20 March 2015

A new AIDA report by the Hungarian Helsinki Committee underlines that judicial review of immigration and asylum detention in Hungary continues to be ineffective, in breach of EU law and with no sign of efforts being made to solve the problem. The Hungarian Helsinki Committee stresses that the courts’ decisions upholding detention do not provide individual reasoning with regards to the lawfulness and proportionality of detention and fail to consider the individual circumstances of the persons concerned.

Furthermore, detention is reviewed every 60 days, which excludes it being used  for as short a period as possible and only until the grounds for detention are applicable as required by EU law.

Vulnerable persons – except for unaccompanied children- such as the elderly and persons with disabilities can also be detained and left without adequate support. In practice, since September 2014, families with children are often detained. Children do not attend school and are intimidated by police officers and armed security guards in uniform, with truncheons and handcuffs.

4,829 asylum seekers were detained in Hungary in 2014. The maximum period of asylum detention is six months. Families with children under 18 years of age may not be detained for more than 30 days.

The Hungarian Helsinki Committee underlines, that although Hungarian legislation provides that the needs of asylum seekers with special needs should be addressed, there is no practical identification mechanism in place to identify such persons.

The AIDA report also shows the difficulties for persons trying to join their family members living as refugees in Hungary. First of all, they have to show that they lawfully reside in the country where they submit the claim. This is impossible for those who live as refugees in third countries, and, there, are unable to obtain a legal status; as in the case of Palestinians from Syria who are refused legal entry into Lebanon and Jordan. Furthermore, Hungary does not accept certain travel documents, such as, for example, those issued by Somalia, and does not apply, in such cases, any alternative measures that would enable a one-way travel for the purpose of family reunification.
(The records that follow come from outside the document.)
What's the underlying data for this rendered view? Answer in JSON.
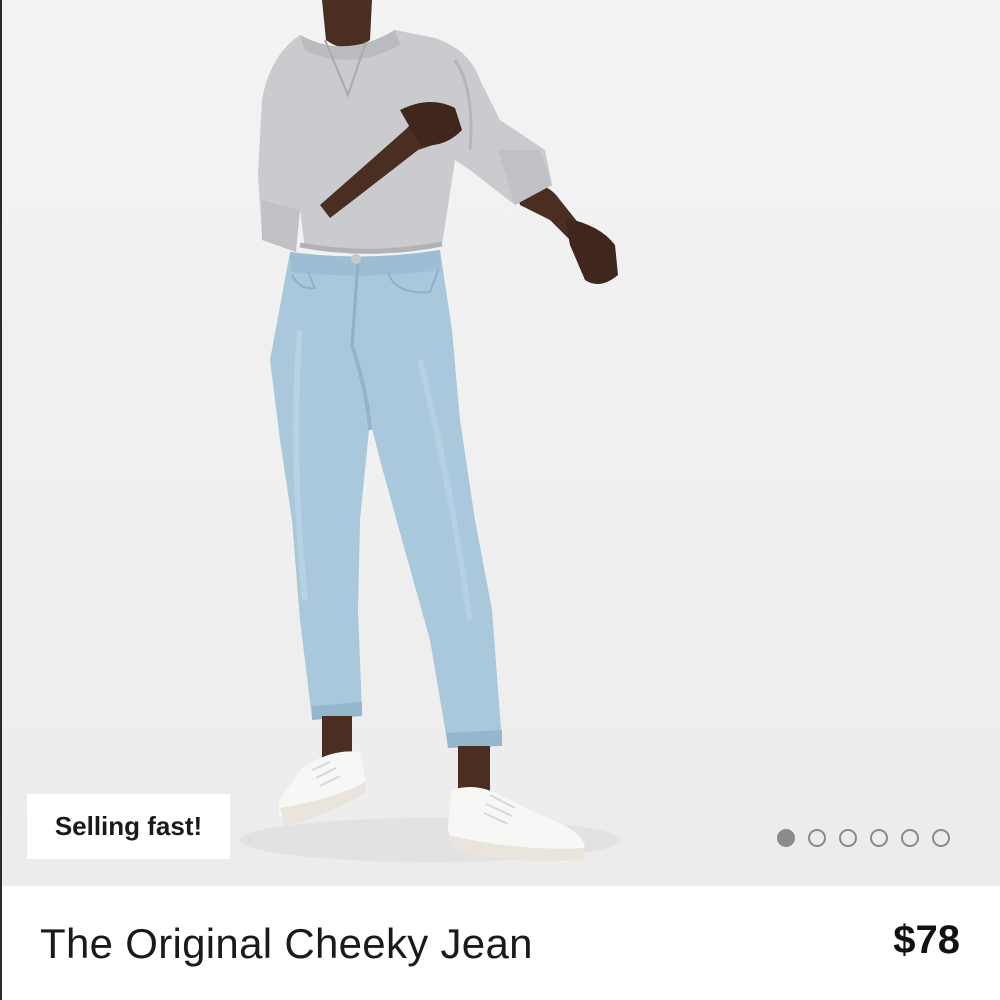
{
  "product": {
    "badge": "Selling fast!",
    "name": "The Original Cheeky Jean",
    "price": "$78"
  },
  "image": {
    "subject": "product-photo-model-wearing-jeans",
    "carousel": {
      "total": 6,
      "active_index": 0
    }
  },
  "colors": {
    "background": "#f1f1f1",
    "denim": "#a9c8dc",
    "sweater": "#c9cbce",
    "sneaker": "#f7f7f5",
    "skin": "#4a2e22",
    "dot": "#8a8a8a"
  }
}
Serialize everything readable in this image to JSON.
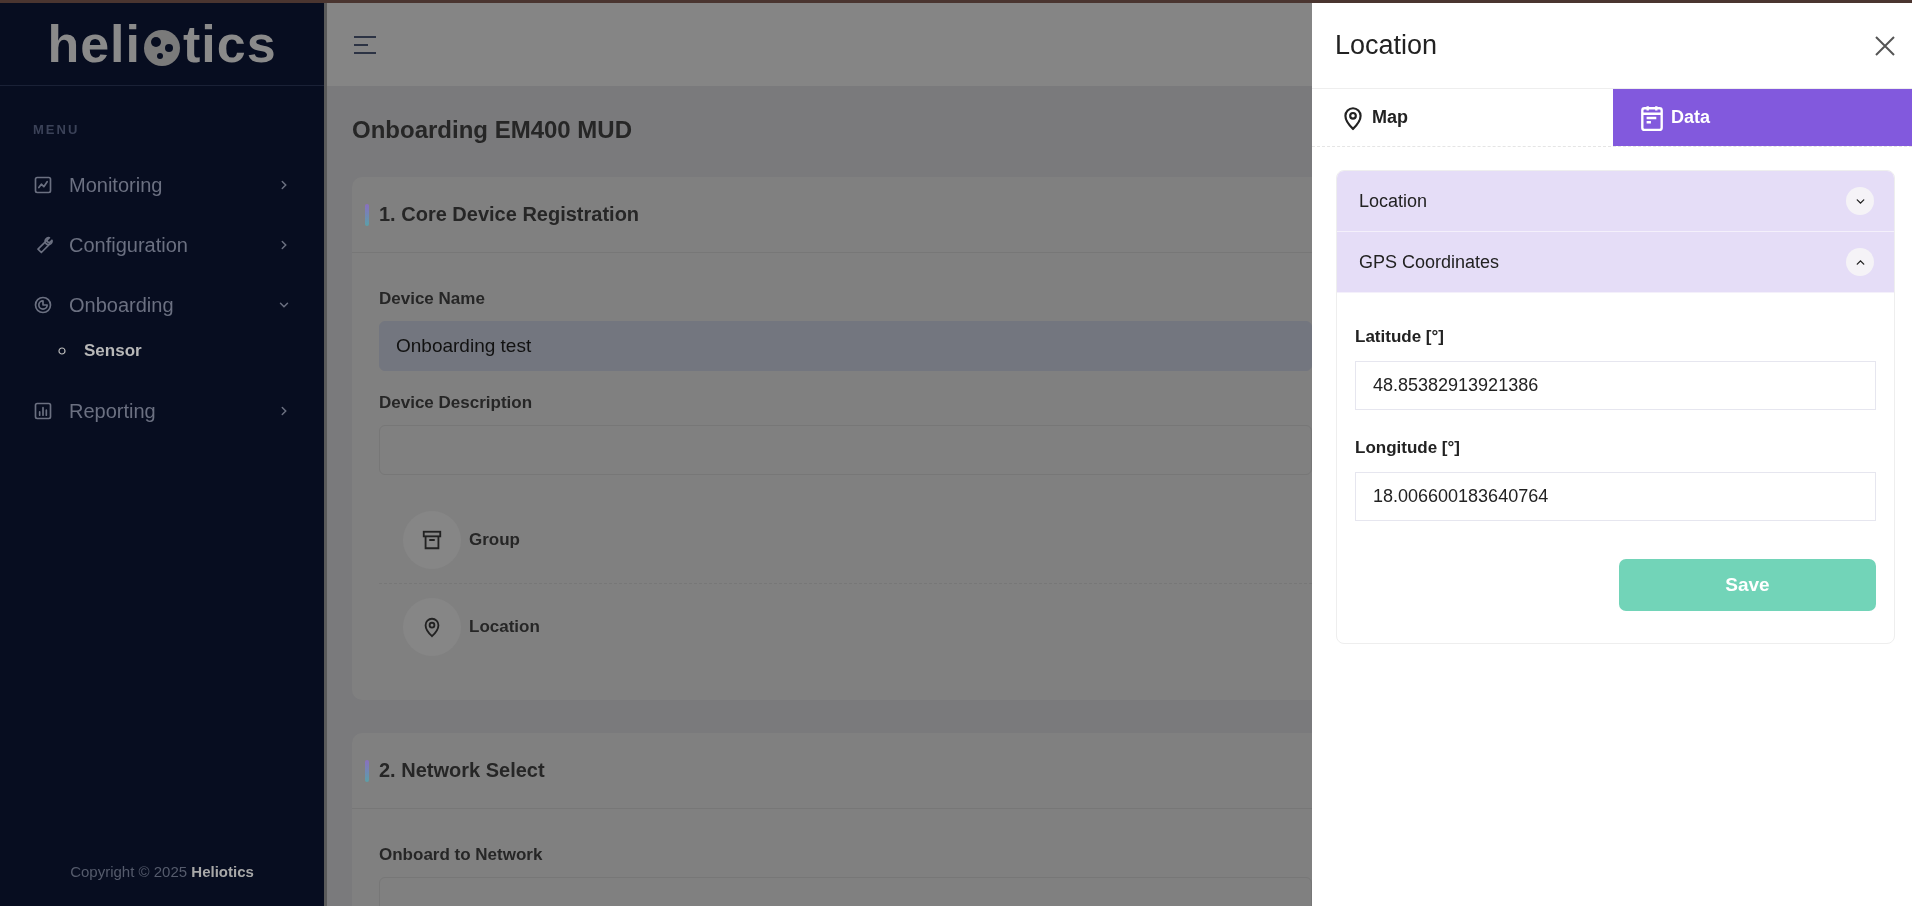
{
  "sidebar": {
    "logo": {
      "before": "heli",
      "after": "tics"
    },
    "menu_heading": "MENU",
    "items": [
      {
        "kind": "monitor",
        "label": "Monitoring",
        "expanded": false
      },
      {
        "kind": "wrench",
        "label": "Configuration",
        "expanded": false
      },
      {
        "kind": "gauge",
        "label": "Onboarding",
        "expanded": true,
        "children": [
          {
            "label": "Sensor",
            "selected": true
          }
        ]
      },
      {
        "kind": "chart",
        "label": "Reporting",
        "expanded": false
      }
    ],
    "copyright": {
      "text": "Copyright © 2025",
      "brand": "Heliotics"
    }
  },
  "page": {
    "title": "Onboarding EM400 MUD",
    "cards": [
      {
        "title": "1. Core Device Registration",
        "fields": [
          {
            "label": "Device Name",
            "value": "Onboarding test",
            "disabled": true
          },
          {
            "label": "Device Description",
            "disabled": false
          }
        ],
        "actions": [
          {
            "kind": "archive",
            "label": "Group"
          },
          {
            "kind": "pin",
            "label": "Location"
          }
        ]
      },
      {
        "title": "2. Network Select",
        "fields": [
          {
            "label": "Onboard to Network",
            "disabled": false
          }
        ]
      }
    ]
  },
  "drawer": {
    "title": "Location",
    "tabs": [
      {
        "kind": "pin",
        "label": "Map",
        "selected": false
      },
      {
        "kind": "calendar",
        "label": "Data",
        "selected": true
      }
    ],
    "accordion": [
      {
        "title": "Location",
        "expanded": false
      },
      {
        "title": "GPS Coordinates",
        "expanded": true,
        "fields": [
          {
            "label": "Latitude [°]",
            "value": "48.85382913921386"
          },
          {
            "label": "Longitude [°]",
            "value": "18.006600183640764"
          }
        ],
        "save_button": "Save"
      }
    ]
  }
}
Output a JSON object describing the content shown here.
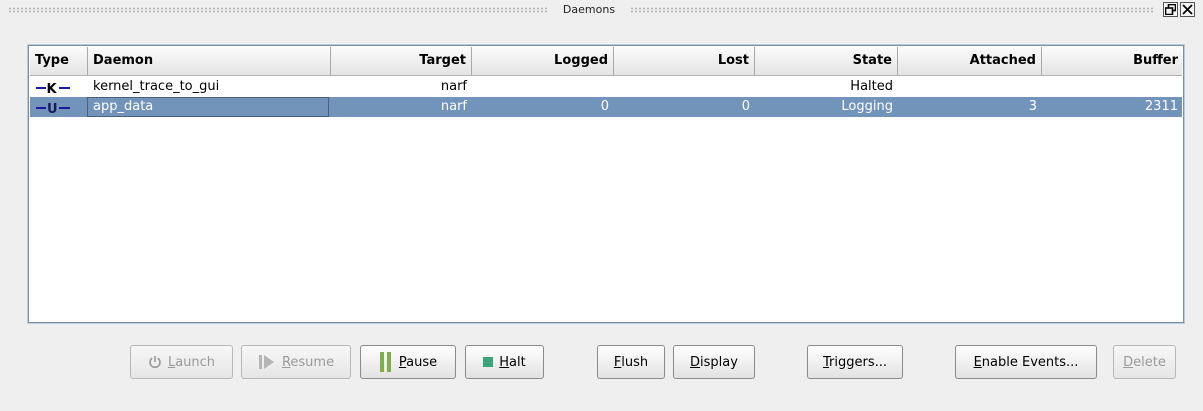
{
  "window": {
    "title": "Daemons"
  },
  "table": {
    "columns": [
      "Type",
      "Daemon",
      "Target",
      "Logged",
      "Lost",
      "State",
      "Attached",
      "Buffer"
    ],
    "rows": [
      {
        "type": "K",
        "daemon": "kernel_trace_to_gui",
        "target": "narf",
        "logged": "",
        "lost": "",
        "state": "Halted",
        "attached": "",
        "buffer": ""
      },
      {
        "type": "U",
        "daemon": "app_data",
        "target": "narf",
        "logged": "0",
        "lost": "0",
        "state": "Logging",
        "attached": "3",
        "buffer": "2311"
      }
    ]
  },
  "buttons": {
    "launch": {
      "pre": "",
      "key": "L",
      "post": "aunch"
    },
    "resume": {
      "pre": "",
      "key": "R",
      "post": "esume"
    },
    "pause": {
      "pre": "",
      "key": "P",
      "post": "ause"
    },
    "halt": {
      "pre": "",
      "key": "H",
      "post": "alt"
    },
    "flush": {
      "pre": "",
      "key": "F",
      "post": "lush"
    },
    "display": {
      "pre": "",
      "key": "D",
      "post": "isplay"
    },
    "triggers": {
      "pre": "",
      "key": "T",
      "post": "riggers..."
    },
    "enable_events": {
      "pre": "",
      "key": "E",
      "post": "nable Events..."
    },
    "delete": {
      "pre": "",
      "key": "D",
      "post": "elete"
    }
  },
  "colors": {
    "selection": "#7294bb",
    "kernel_icon": "#1a1aa0",
    "user_icon": "#1a1aa0"
  },
  "icons": {
    "launch": "power-icon",
    "resume": "play-icon",
    "pause": "pause-icon",
    "halt": "stop-icon",
    "restore": "restore-icon",
    "close": "close-icon"
  }
}
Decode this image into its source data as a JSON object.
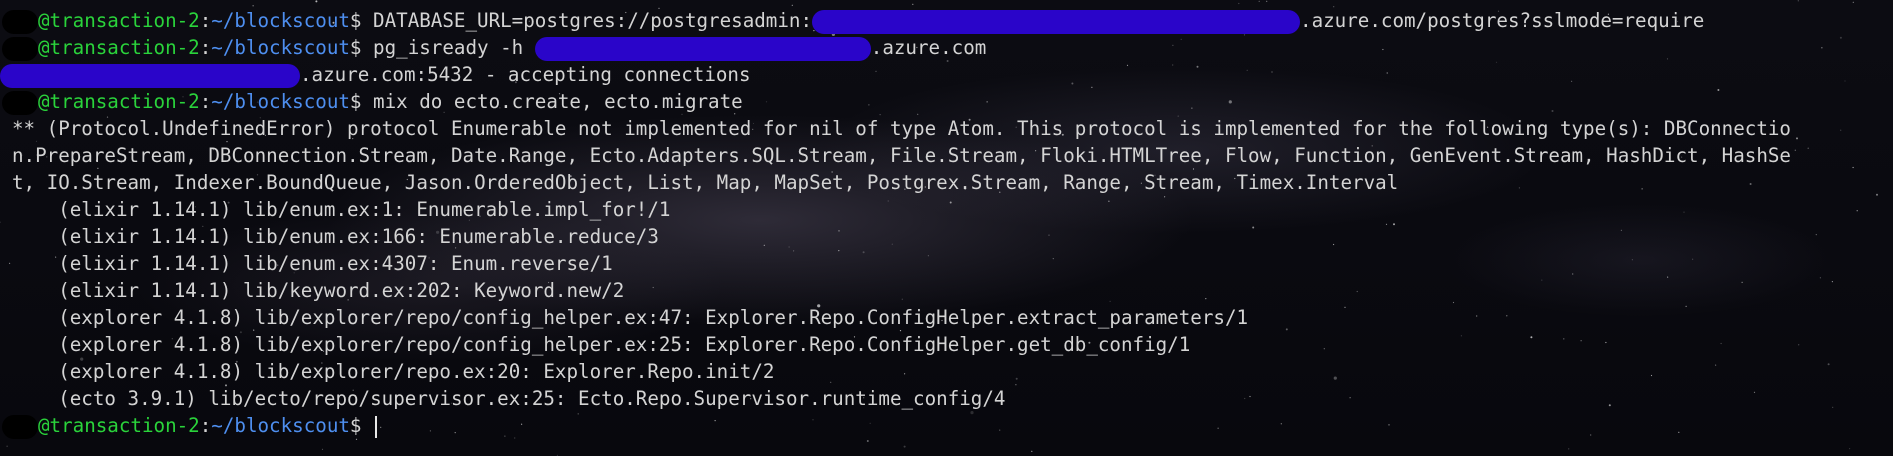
{
  "terminal": {
    "user": "@transaction-2",
    "cwd": "~/blockscout",
    "prompt_symbol": "$",
    "colors": {
      "user": "#2ad33b",
      "path": "#4e8ff0",
      "text": "#d4d4d4",
      "redaction": "#2a05c9"
    },
    "line1": {
      "cmd_a": "DATABASE_URL=postgres://postgresadmin:",
      "cmd_b": ".azure.com/postgres?sslmode=require"
    },
    "line2": {
      "cmd_a": "pg_isready -h ",
      "cmd_b": ".azure.com"
    },
    "line3": {
      "text": ".azure.com:5432 - accepting connections"
    },
    "line4": {
      "cmd": "mix do ecto.create, ecto.migrate"
    },
    "error_lines": [
      "** (Protocol.UndefinedError) protocol Enumerable not implemented for nil of type Atom. This protocol is implemented for the following type(s): DBConnectio",
      "n.PrepareStream, DBConnection.Stream, Date.Range, Ecto.Adapters.SQL.Stream, File.Stream, Floki.HTMLTree, Flow, Function, GenEvent.Stream, HashDict, HashSe",
      "t, IO.Stream, Indexer.BoundQueue, Jason.OrderedObject, List, Map, MapSet, Postgrex.Stream, Range, Stream, Timex.Interval"
    ],
    "stack": [
      "    (elixir 1.14.1) lib/enum.ex:1: Enumerable.impl_for!/1",
      "    (elixir 1.14.1) lib/enum.ex:166: Enumerable.reduce/3",
      "    (elixir 1.14.1) lib/enum.ex:4307: Enum.reverse/1",
      "    (elixir 1.14.1) lib/keyword.ex:202: Keyword.new/2",
      "    (explorer 4.1.8) lib/explorer/repo/config_helper.ex:47: Explorer.Repo.ConfigHelper.extract_parameters/1",
      "    (explorer 4.1.8) lib/explorer/repo/config_helper.ex:25: Explorer.Repo.ConfigHelper.get_db_config/1",
      "    (explorer 4.1.8) lib/explorer/repo.ex:20: Explorer.Repo.init/2",
      "    (ecto 3.9.1) lib/ecto/repo/supervisor.ex:25: Ecto.Repo.Supervisor.runtime_config/4"
    ]
  }
}
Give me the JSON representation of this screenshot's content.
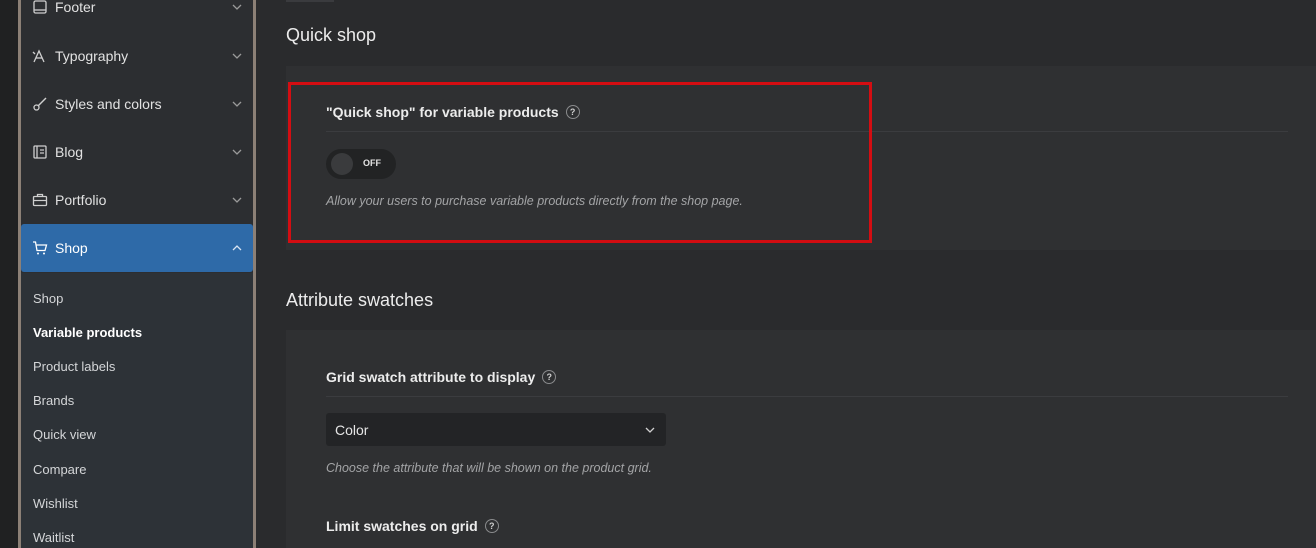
{
  "sidebar": {
    "items": [
      {
        "label": "Footer",
        "icon": "footer-icon"
      },
      {
        "label": "Typography",
        "icon": "typography-icon"
      },
      {
        "label": "Styles and colors",
        "icon": "brush-icon"
      },
      {
        "label": "Blog",
        "icon": "blog-icon"
      },
      {
        "label": "Portfolio",
        "icon": "briefcase-icon"
      },
      {
        "label": "Shop",
        "icon": "cart-icon",
        "active": true
      }
    ],
    "submenu": [
      {
        "label": "Shop"
      },
      {
        "label": "Variable products",
        "current": true
      },
      {
        "label": "Product labels"
      },
      {
        "label": "Brands"
      },
      {
        "label": "Quick view"
      },
      {
        "label": "Compare"
      },
      {
        "label": "Wishlist"
      },
      {
        "label": "Waitlist"
      }
    ]
  },
  "quick_shop": {
    "title": "Quick shop",
    "field_label": "\"Quick shop\" for variable products",
    "help": "?",
    "toggle_state": "OFF",
    "toggle_on": false,
    "description": "Allow your users to purchase variable products directly from the shop page."
  },
  "swatches": {
    "title": "Attribute swatches",
    "grid_label": "Grid swatch attribute to display",
    "help": "?",
    "selected": "Color",
    "grid_description": "Choose the attribute that will be shown on the product grid.",
    "limit_label": "Limit swatches on grid"
  },
  "colors": {
    "accent": "#2e6aa8",
    "highlight": "#d40d12"
  }
}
42,777 people applied for asylum in Hungary in 2014, which constitutes a 226% increase compared to the number of applications in 2013. In addition, 24,000 applications were lodged in the first two months of 2015 alone. The Hungarian Helsinki Committee has warned that plans publicly announced, by the Hungarian government, to enable authorities to immediately detain and return all migrants entering irregularly in Hungary, including asylum seekers, would violate EU and international obligations and would further undermine the country’s commitment to European democratic values. 

The Asylum Information Database (AIDA) is an ECRE project mapping asylum procedures, reception conditions and detention in Europe. The database covers 16 EU countries, and will soon be enlarged to include Switzerland and Turkey.

For further information:


This article originally appeared in the ECRE Weekly Bulletin of 20 March 2015. You can subscribe to the Weekly Bulletin here.